Our schools in Germany were American, and we had a teacher who would come in to teach us German. I did learn some German, however, was never able to have a conversation in it. Our field trips were usually great, one being going to a mountain to walk the trail up it. And to the Frankfurt Zoo and a boat ride on the Rhine River. On the boat ride, I had my first introduction to an artichoke from Dianne.
Mom didn’t want to go home to live in Opelousas while dad was in Vietnam. Instead, she wanted to move to Ocean Springs to be close to Keesler Air Force base. Plus, we had family living there. We lived near the beach which was close enough to walk to and school was within walking distance. I spent a lot of time at our cousins’ house plus cruising the beach with them.
Our cousins would often pick me up when they would go to Edgewater Mall which was always a treat for me. It meant going over the bridge over Biloxi Bay, which for some reason I was afraid of going over it. Several years ago while there, I made it a point to walk across the bridge. It was a new bridge that had been built after Hurricane Katrina had destroyed the bridge that was there.
While living in Ocean Springs, we would go back to Opelousas to visit, usually for a week at a time. Most of the time there was spent visiting with family and friends.
After Dad returned from Vietnam, his last military orders were to Fort Knox. Shortly after getting to Fort Knox, he became tired of being in the Army and retired about eight months later after being in the Army for twenty years. We then went back home – to Opelousas.
The summer at Fort Knox is what I call my coming-of-age summer – it was magical for me. It was that summer I had my first boyfriend, Ric. And again, I surrounded by military kids, it was what I knew and loved. We lived in Pritchard Place housing area which was across the highway from the gold vault. My best friend that summer was Pam who is the same age as me. She was there visiting her sister, Theresa and family for that summer. I missed her when she went back home so I went with Theresa and her family a few times to visit with Pam in Indiana before we moved from Fort Knox.
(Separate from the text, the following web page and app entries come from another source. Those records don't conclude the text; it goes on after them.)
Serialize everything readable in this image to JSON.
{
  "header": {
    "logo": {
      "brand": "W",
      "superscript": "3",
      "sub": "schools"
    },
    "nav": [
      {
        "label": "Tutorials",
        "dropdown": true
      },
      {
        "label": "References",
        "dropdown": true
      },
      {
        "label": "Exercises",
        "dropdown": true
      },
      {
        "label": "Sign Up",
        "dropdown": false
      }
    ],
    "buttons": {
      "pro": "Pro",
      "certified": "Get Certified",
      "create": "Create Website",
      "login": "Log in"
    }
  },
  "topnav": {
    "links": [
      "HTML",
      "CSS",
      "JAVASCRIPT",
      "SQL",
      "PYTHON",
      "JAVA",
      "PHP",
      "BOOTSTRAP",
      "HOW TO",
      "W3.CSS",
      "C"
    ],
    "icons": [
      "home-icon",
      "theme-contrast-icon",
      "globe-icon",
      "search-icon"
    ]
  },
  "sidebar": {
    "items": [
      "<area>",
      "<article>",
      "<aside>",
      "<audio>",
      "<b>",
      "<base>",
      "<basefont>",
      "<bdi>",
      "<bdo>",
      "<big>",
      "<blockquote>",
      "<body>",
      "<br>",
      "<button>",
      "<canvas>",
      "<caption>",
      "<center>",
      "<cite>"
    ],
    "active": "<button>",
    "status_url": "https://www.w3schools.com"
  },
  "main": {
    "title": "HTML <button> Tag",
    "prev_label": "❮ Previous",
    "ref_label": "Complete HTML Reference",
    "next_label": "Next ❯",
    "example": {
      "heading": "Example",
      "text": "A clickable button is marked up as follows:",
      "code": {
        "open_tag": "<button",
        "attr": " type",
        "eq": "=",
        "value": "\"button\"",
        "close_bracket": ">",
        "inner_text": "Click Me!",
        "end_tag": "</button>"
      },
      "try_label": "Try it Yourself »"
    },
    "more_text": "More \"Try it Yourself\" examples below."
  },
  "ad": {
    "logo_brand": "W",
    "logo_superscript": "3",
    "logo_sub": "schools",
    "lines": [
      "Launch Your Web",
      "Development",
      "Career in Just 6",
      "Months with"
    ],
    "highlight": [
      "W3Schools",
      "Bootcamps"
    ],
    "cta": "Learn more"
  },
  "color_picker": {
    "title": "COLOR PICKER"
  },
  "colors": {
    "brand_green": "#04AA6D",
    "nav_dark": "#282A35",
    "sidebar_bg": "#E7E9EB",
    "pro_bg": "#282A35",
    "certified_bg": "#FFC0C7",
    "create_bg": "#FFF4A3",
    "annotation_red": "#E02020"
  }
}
Many of the kids in Pritchard Place hung out throughout the day and into the evening. During the summer there it didn’t get dark until around 9 p.m. There was a tree next to our apartment where many of us sat, sung and hung out.
We would often walk to the small PX (post exchange) and chapel located in Pritchard Place. Glenn was driving by then, so we also got to go places on the post. To the movies, the bowling alley and even went to the Patton Museum. It was all great!
It was always good to meetup with an Army brat friend from the past. Sometimes in the military we would see and go to school with kids we knew in other places. Glenn came running home in Hanau to tell us Cindy, a girl we knew in Giessen, was in Hanau. While at Fort Knox, a guy Jesse who I knew from Hanau was there. I also saw and talked to him at a football game in Worms after leaving Hanau. Then he was in Fort Knox when we were there. And although I did not know Robert, he had been a boyfriend of my friend Jane in Worms. Robert was in my study hall in Fort Knox and I let him know Jane was my friend.
Living the Army brat life was one I was glad I got to experience. We lived in many places, met different people, visited places and ate different cuisines.
Upon Dad’s Army retirement, my time as an Army brat was officially over, but not truly over as it has always stayed with me and been a part of me. After his Army retirement we went back home to Opelousas, this time for good. I was now home at the one place that was a constant in my life.